(Entries from a dataset of interfaces)
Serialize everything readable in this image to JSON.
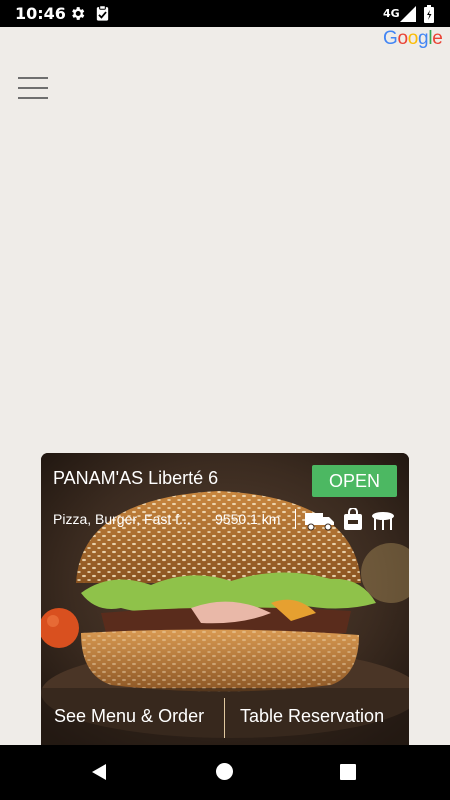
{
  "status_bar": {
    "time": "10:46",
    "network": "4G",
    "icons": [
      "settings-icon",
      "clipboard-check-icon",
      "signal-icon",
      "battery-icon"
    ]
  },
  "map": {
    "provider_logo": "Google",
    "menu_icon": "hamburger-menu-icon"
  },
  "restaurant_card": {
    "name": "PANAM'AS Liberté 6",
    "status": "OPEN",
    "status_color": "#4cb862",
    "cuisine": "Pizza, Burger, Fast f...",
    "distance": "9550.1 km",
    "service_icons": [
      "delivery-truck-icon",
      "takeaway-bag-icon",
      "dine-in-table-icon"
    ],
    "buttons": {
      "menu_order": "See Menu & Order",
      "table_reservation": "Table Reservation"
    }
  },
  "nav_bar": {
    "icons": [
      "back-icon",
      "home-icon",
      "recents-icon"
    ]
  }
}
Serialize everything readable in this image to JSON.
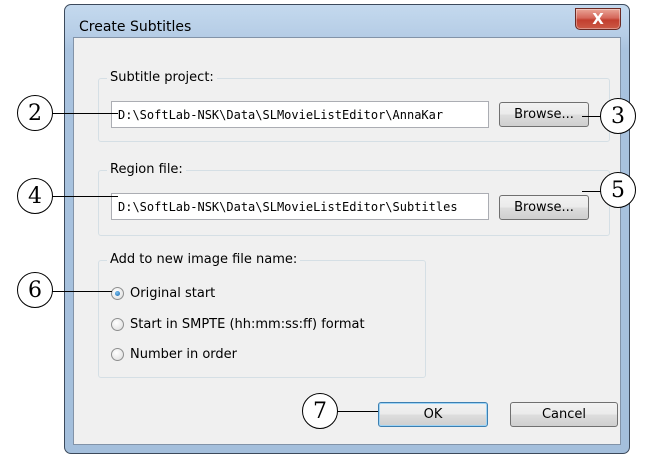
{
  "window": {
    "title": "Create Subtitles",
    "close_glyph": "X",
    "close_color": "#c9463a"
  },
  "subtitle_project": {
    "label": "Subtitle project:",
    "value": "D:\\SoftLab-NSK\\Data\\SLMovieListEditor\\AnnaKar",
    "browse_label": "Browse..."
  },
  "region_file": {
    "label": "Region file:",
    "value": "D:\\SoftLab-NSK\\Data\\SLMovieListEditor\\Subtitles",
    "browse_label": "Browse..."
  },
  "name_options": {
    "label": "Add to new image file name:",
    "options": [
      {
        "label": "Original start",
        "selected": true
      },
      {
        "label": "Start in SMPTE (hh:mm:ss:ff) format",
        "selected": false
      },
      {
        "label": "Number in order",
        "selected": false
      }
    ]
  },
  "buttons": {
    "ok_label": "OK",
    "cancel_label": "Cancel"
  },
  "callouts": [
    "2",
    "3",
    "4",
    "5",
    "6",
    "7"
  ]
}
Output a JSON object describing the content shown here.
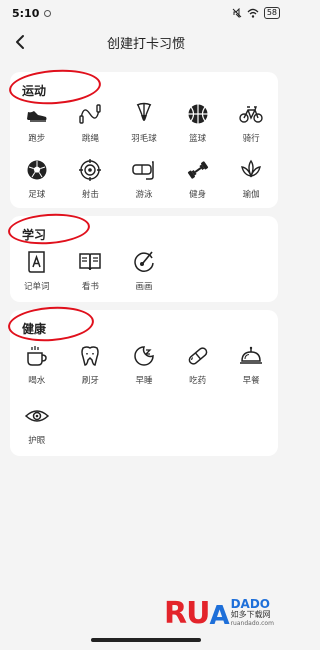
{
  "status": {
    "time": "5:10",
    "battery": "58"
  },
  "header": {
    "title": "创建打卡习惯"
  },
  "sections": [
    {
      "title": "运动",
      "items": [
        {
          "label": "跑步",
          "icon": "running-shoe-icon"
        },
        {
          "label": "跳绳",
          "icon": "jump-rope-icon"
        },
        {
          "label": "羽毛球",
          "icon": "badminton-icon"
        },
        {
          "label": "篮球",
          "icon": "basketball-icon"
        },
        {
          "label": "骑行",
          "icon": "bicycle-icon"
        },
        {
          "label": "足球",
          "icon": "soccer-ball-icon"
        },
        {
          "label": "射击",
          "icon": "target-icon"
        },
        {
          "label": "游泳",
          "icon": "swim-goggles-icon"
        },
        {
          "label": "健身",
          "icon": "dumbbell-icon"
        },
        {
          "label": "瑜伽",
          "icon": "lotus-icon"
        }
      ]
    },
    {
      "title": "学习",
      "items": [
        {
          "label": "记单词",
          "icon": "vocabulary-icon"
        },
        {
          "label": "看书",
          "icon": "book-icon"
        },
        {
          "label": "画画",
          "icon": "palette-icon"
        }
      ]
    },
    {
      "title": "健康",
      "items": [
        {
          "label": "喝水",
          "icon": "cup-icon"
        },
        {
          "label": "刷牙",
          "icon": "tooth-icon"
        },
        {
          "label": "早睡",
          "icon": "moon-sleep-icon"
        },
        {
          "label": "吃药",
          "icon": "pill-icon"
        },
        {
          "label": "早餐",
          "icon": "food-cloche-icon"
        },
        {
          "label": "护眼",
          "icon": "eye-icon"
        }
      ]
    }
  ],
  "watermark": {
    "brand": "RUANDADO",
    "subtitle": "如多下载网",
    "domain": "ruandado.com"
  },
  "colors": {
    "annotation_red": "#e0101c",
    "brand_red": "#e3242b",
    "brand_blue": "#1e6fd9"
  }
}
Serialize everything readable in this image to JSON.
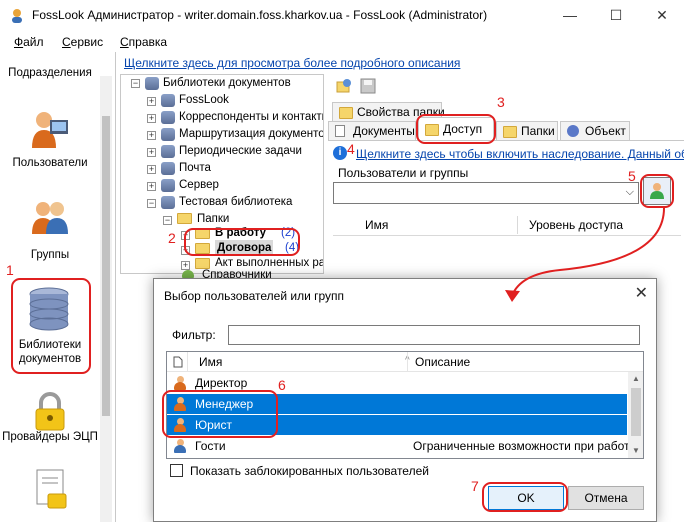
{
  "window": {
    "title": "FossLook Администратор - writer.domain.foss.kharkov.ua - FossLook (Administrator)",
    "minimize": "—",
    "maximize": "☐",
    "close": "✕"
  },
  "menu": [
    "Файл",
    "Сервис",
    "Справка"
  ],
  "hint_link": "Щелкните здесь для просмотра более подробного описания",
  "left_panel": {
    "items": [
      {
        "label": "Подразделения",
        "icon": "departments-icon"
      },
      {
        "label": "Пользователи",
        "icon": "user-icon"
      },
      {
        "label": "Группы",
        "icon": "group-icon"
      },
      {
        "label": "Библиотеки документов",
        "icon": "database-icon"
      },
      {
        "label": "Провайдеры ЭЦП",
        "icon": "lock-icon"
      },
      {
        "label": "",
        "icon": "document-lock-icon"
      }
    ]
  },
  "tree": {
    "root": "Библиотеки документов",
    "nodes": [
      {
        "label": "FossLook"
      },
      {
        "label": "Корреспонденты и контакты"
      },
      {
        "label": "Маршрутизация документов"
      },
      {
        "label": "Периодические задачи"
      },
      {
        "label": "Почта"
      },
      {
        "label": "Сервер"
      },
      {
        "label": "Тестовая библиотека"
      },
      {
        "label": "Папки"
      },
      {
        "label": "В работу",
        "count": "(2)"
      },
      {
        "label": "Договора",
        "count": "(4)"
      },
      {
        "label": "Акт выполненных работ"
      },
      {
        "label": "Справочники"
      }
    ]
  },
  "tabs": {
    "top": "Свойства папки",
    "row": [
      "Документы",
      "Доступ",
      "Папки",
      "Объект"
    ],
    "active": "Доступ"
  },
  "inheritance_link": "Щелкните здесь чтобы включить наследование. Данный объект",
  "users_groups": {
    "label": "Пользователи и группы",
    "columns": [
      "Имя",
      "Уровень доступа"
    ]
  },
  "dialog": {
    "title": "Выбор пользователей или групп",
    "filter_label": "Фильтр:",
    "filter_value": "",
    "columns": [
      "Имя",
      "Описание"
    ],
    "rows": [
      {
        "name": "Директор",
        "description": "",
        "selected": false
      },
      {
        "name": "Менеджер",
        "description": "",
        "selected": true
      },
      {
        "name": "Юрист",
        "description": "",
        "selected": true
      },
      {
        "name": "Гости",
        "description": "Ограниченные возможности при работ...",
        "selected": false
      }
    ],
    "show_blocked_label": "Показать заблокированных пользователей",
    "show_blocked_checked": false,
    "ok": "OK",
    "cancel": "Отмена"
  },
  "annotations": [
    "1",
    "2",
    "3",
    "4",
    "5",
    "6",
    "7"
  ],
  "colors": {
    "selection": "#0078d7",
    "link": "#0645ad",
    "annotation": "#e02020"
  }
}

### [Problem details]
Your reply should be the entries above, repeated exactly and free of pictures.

### [Task solution]
Serialize everything readable in this image to JSON.
{
  "status_bar": {
    "time": "10:46",
    "network": "4G",
    "icons": [
      "settings-icon",
      "clipboard-check-icon",
      "signal-icon",
      "battery-icon"
    ]
  },
  "map": {
    "provider_logo": "Google",
    "menu_icon": "hamburger-menu-icon"
  },
  "restaurant_card": {
    "name": "PANAM'AS Liberté 6",
    "status": "OPEN",
    "status_color": "#4cb862",
    "cuisine": "Pizza, Burger, Fast f...",
    "distance": "9550.1 km",
    "service_icons": [
      "delivery-truck-icon",
      "takeaway-bag-icon",
      "dine-in-table-icon"
    ],
    "buttons": {
      "menu_order": "See Menu & Order",
      "table_reservation": "Table Reservation"
    }
  },
  "nav_bar": {
    "icons": [
      "back-icon",
      "home-icon",
      "recents-icon"
    ]
  }
}
Serialize everything readable in this image to JSON.
{
  "window": {
    "title": "Create Subtitles",
    "close_glyph": "X",
    "close_color": "#c9463a"
  },
  "subtitle_project": {
    "label": "Subtitle project:",
    "value": "D:\\SoftLab-NSK\\Data\\SLMovieListEditor\\AnnaKar",
    "browse_label": "Browse..."
  },
  "region_file": {
    "label": "Region file:",
    "value": "D:\\SoftLab-NSK\\Data\\SLMovieListEditor\\Subtitles",
    "browse_label": "Browse..."
  },
  "name_options": {
    "label": "Add to new image file name:",
    "options": [
      {
        "label": "Original start",
        "selected": true
      },
      {
        "label": "Start in SMPTE (hh:mm:ss:ff) format",
        "selected": false
      },
      {
        "label": "Number in order",
        "selected": false
      }
    ]
  },
  "buttons": {
    "ok_label": "OK",
    "cancel_label": "Cancel"
  },
  "callouts": [
    "2",
    "3",
    "4",
    "5",
    "6",
    "7"
  ]
}
Output a JSON object describing the content shown here.
{
  "status": {
    "time": "5:10",
    "battery": "58"
  },
  "header": {
    "title": "创建打卡习惯"
  },
  "sections": [
    {
      "title": "运动",
      "items": [
        {
          "label": "跑步",
          "icon": "running-shoe-icon"
        },
        {
          "label": "跳绳",
          "icon": "jump-rope-icon"
        },
        {
          "label": "羽毛球",
          "icon": "badminton-icon"
        },
        {
          "label": "篮球",
          "icon": "basketball-icon"
        },
        {
          "label": "骑行",
          "icon": "bicycle-icon"
        },
        {
          "label": "足球",
          "icon": "soccer-ball-icon"
        },
        {
          "label": "射击",
          "icon": "target-icon"
        },
        {
          "label": "游泳",
          "icon": "swim-goggles-icon"
        },
        {
          "label": "健身",
          "icon": "dumbbell-icon"
        },
        {
          "label": "瑜伽",
          "icon": "lotus-icon"
        }
      ]
    },
    {
      "title": "学习",
      "items": [
        {
          "label": "记单词",
          "icon": "vocabulary-icon"
        },
        {
          "label": "看书",
          "icon": "book-icon"
        },
        {
          "label": "画画",
          "icon": "palette-icon"
        }
      ]
    },
    {
      "title": "健康",
      "items": [
        {
          "label": "喝水",
          "icon": "cup-icon"
        },
        {
          "label": "刷牙",
          "icon": "tooth-icon"
        },
        {
          "label": "早睡",
          "icon": "moon-sleep-icon"
        },
        {
          "label": "吃药",
          "icon": "pill-icon"
        },
        {
          "label": "早餐",
          "icon": "food-cloche-icon"
        },
        {
          "label": "护眼",
          "icon": "eye-icon"
        }
      ]
    }
  ],
  "watermark": {
    "brand": "RUANDADO",
    "subtitle": "如多下载网",
    "domain": "ruandado.com"
  },
  "colors": {
    "annotation_red": "#e0101c",
    "brand_red": "#e3242b",
    "brand_blue": "#1e6fd9"
  }
}
Serialize everything readable in this image to JSON.
{
  "window": {
    "title": "FossLook Администратор - writer.domain.foss.kharkov.ua - FossLook (Administrator)",
    "minimize": "—",
    "maximize": "☐",
    "close": "✕"
  },
  "menu": [
    "Файл",
    "Сервис",
    "Справка"
  ],
  "hint_link": "Щелкните здесь для просмотра более подробного описания",
  "left_panel": {
    "items": [
      {
        "label": "Подразделения",
        "icon": "departments-icon"
      },
      {
        "label": "Пользователи",
        "icon": "user-icon"
      },
      {
        "label": "Группы",
        "icon": "group-icon"
      },
      {
        "label": "Библиотеки документов",
        "icon": "database-icon"
      },
      {
        "label": "Провайдеры ЭЦП",
        "icon": "lock-icon"
      },
      {
        "label": "",
        "icon": "document-lock-icon"
      }
    ]
  },
  "tree": {
    "root": "Библиотеки документов",
    "nodes": [
      {
        "label": "FossLook"
      },
      {
        "label": "Корреспонденты и контакты"
      },
      {
        "label": "Маршрутизация документов"
      },
      {
        "label": "Периодические задачи"
      },
      {
        "label": "Почта"
      },
      {
        "label": "Сервер"
      },
      {
        "label": "Тестовая библиотека"
      },
      {
        "label": "Папки"
      },
      {
        "label": "В работу",
        "count": "(2)"
      },
      {
        "label": "Договора",
        "count": "(4)"
      },
      {
        "label": "Акт выполненных работ"
      },
      {
        "label": "Справочники"
      }
    ]
  },
  "tabs": {
    "top": "Свойства папки",
    "row": [
      "Документы",
      "Доступ",
      "Папки",
      "Объект"
    ],
    "active": "Доступ"
  },
  "inheritance_link": "Щелкните здесь чтобы включить наследование. Данный объект",
  "users_groups": {
    "label": "Пользователи и группы",
    "columns": [
      "Имя",
      "Уровень доступа"
    ]
  },
  "dialog": {
    "title": "Выбор пользователей или групп",
    "filter_label": "Фильтр:",
    "filter_value": "",
    "columns": [
      "Имя",
      "Описание"
    ],
    "rows": [
      {
        "name": "Директор",
        "description": "",
        "selected": false
      },
      {
        "name": "Менеджер",
        "description": "",
        "selected": true
      },
      {
        "name": "Юрист",
        "description": "",
        "selected": true
      },
      {
        "name": "Гости",
        "description": "Ограниченные возможности при работ...",
        "selected": false
      }
    ],
    "show_blocked_label": "Показать заблокированных пользователей",
    "show_blocked_checked": false,
    "ok": "OK",
    "cancel": "Отмена"
  },
  "annotations": [
    "1",
    "2",
    "3",
    "4",
    "5",
    "6",
    "7"
  ],
  "colors": {
    "selection": "#0078d7",
    "link": "#0645ad",
    "annotation": "#e02020"
  }
}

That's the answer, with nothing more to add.